-- TASK DIRECTIONS --
Keep only the lines that hold the string "distance", filtering out the rest of the entries below.

-- RECORD EXCERPTS --
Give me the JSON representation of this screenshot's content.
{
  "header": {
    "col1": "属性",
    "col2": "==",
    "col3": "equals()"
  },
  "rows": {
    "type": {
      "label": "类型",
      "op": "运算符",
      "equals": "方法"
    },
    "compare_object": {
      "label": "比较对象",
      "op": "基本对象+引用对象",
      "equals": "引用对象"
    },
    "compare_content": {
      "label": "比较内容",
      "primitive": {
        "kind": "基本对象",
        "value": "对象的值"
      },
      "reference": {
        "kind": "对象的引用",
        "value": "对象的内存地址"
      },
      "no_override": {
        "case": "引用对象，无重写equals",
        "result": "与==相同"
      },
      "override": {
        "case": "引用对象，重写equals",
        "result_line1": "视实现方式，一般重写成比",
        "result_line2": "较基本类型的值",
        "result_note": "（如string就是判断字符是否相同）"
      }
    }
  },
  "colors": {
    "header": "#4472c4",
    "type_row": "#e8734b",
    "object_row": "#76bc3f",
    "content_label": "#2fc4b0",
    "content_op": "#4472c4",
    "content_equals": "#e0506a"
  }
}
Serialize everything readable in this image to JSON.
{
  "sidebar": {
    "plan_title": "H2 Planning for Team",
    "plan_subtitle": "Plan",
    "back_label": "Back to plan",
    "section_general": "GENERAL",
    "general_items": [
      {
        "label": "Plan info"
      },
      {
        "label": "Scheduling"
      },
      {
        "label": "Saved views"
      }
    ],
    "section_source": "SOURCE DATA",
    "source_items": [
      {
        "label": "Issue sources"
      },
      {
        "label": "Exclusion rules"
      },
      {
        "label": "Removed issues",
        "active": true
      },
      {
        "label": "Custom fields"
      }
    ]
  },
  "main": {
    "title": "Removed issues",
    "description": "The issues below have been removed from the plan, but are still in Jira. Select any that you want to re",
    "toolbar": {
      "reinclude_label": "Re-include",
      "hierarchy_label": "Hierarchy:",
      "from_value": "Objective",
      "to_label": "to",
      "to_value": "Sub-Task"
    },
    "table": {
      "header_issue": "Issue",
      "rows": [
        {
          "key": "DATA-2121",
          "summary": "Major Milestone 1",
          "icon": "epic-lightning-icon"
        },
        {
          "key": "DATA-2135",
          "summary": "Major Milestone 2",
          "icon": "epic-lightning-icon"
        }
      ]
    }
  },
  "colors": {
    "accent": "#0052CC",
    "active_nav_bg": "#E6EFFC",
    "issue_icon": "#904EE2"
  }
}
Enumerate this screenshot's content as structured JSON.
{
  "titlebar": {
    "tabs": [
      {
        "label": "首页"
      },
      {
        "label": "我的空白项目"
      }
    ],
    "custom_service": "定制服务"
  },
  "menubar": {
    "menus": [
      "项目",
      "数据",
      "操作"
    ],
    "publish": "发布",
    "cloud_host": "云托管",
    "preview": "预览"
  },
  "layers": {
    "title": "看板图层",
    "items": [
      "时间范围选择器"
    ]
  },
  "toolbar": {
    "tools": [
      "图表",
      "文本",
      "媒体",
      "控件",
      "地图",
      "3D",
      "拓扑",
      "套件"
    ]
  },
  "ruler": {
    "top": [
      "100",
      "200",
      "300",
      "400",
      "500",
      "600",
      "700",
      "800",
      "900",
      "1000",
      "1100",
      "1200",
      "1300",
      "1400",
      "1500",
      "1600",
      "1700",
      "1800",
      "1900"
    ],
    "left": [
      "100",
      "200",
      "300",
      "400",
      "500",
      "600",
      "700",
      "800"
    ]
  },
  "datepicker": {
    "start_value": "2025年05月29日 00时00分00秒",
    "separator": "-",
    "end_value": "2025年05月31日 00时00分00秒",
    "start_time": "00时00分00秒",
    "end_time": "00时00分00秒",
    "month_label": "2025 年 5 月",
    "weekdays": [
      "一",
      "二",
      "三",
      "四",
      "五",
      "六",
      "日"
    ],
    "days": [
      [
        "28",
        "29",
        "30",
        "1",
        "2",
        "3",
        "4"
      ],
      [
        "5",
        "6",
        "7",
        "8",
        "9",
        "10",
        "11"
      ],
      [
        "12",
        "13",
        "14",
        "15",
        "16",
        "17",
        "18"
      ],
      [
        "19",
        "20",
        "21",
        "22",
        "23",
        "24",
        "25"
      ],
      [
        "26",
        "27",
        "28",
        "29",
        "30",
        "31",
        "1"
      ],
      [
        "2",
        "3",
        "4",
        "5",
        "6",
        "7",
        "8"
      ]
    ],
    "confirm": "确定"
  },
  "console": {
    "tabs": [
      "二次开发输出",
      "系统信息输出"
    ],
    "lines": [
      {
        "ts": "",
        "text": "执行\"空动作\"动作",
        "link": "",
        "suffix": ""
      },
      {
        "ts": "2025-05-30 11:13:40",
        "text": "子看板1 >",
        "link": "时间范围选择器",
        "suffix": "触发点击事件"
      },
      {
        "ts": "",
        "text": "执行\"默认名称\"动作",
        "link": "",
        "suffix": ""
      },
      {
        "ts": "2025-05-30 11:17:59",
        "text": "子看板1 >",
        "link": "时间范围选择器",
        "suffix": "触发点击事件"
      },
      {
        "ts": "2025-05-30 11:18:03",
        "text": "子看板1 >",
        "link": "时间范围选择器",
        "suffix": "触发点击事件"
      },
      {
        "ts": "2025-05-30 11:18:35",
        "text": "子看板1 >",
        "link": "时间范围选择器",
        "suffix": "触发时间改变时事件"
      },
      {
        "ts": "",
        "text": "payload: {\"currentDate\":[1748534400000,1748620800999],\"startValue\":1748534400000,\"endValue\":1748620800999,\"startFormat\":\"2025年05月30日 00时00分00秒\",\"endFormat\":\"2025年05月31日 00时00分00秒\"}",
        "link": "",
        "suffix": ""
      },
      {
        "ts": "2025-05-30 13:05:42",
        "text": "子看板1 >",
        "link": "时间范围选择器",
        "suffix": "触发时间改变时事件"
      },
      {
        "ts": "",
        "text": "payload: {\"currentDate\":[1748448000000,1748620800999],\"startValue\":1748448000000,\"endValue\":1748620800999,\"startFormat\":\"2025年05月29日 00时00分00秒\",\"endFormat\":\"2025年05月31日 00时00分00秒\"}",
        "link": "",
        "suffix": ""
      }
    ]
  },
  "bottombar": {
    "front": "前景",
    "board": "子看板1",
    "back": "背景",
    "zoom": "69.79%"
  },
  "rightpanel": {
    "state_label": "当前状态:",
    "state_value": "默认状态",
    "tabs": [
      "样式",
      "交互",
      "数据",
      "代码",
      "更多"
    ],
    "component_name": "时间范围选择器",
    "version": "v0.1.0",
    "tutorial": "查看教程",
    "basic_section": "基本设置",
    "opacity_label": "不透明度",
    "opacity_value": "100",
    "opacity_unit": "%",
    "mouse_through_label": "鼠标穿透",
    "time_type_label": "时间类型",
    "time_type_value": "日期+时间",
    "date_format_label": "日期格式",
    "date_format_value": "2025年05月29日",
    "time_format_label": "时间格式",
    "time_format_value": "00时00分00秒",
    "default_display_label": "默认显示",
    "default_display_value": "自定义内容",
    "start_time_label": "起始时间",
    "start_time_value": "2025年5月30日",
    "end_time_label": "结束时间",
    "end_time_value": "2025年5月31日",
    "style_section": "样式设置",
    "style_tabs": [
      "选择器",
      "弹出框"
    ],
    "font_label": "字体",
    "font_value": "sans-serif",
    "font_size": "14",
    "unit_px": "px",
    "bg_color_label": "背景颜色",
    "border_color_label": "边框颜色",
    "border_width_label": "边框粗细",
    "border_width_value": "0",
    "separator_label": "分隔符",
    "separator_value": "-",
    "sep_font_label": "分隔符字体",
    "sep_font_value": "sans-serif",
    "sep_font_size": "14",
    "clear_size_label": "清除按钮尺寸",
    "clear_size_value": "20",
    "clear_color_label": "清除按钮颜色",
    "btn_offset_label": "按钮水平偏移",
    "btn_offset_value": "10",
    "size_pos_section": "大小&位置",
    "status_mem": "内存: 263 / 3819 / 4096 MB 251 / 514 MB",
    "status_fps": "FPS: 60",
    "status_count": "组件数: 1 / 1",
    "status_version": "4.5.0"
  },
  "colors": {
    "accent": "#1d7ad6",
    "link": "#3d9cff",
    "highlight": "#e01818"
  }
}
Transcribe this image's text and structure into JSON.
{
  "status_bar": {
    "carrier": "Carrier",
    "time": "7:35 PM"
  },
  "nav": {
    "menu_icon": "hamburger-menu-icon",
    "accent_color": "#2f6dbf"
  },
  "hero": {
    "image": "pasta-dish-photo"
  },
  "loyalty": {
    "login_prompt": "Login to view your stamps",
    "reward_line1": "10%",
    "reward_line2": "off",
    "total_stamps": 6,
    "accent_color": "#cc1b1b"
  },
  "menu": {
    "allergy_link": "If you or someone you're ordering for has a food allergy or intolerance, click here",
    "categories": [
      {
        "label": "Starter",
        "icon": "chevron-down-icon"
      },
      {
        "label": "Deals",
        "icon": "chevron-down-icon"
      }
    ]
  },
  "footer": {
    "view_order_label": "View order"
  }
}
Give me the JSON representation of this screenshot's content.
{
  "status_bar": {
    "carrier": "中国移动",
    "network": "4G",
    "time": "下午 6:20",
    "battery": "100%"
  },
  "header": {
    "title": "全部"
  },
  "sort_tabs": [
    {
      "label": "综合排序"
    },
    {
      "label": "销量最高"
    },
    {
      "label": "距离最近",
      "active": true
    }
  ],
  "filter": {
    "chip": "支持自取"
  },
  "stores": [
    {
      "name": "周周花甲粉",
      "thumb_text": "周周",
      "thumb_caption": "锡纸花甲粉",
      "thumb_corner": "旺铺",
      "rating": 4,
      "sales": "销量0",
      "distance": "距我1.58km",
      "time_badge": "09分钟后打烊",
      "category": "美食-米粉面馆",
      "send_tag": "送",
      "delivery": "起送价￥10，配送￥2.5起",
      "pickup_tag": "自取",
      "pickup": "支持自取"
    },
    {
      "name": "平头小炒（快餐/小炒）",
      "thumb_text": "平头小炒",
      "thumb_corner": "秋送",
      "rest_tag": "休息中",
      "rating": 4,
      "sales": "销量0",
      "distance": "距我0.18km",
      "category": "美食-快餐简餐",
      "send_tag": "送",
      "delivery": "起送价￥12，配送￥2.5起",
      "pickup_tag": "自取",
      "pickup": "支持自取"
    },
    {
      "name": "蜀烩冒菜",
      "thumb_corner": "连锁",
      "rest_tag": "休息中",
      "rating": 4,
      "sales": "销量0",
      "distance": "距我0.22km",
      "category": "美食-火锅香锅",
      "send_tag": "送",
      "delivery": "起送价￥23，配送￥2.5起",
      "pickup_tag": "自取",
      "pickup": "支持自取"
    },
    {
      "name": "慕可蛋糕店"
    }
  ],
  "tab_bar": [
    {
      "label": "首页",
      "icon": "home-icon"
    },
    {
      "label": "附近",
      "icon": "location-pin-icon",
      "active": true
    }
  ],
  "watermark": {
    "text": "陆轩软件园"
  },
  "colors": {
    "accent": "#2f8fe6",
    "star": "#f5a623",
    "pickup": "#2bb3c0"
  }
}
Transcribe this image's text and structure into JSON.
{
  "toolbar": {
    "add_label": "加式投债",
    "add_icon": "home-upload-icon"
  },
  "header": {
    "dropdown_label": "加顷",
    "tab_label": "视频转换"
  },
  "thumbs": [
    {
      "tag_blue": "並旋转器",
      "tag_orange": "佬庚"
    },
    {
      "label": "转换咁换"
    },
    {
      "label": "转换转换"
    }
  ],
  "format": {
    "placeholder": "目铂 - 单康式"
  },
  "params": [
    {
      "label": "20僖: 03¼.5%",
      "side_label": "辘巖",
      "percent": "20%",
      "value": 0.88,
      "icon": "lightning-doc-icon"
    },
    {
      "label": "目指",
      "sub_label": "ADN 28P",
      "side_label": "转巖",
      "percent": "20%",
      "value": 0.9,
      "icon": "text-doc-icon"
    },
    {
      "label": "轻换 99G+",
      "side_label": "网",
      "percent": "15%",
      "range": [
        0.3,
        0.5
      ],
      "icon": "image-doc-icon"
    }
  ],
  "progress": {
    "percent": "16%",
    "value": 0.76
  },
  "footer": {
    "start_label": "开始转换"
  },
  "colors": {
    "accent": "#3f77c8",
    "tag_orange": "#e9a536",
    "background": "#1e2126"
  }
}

-- ANSWER BOX --
      "distance": "距我1.58km",
      "distance": "距我0.18km",
      "distance": "距我0.22km",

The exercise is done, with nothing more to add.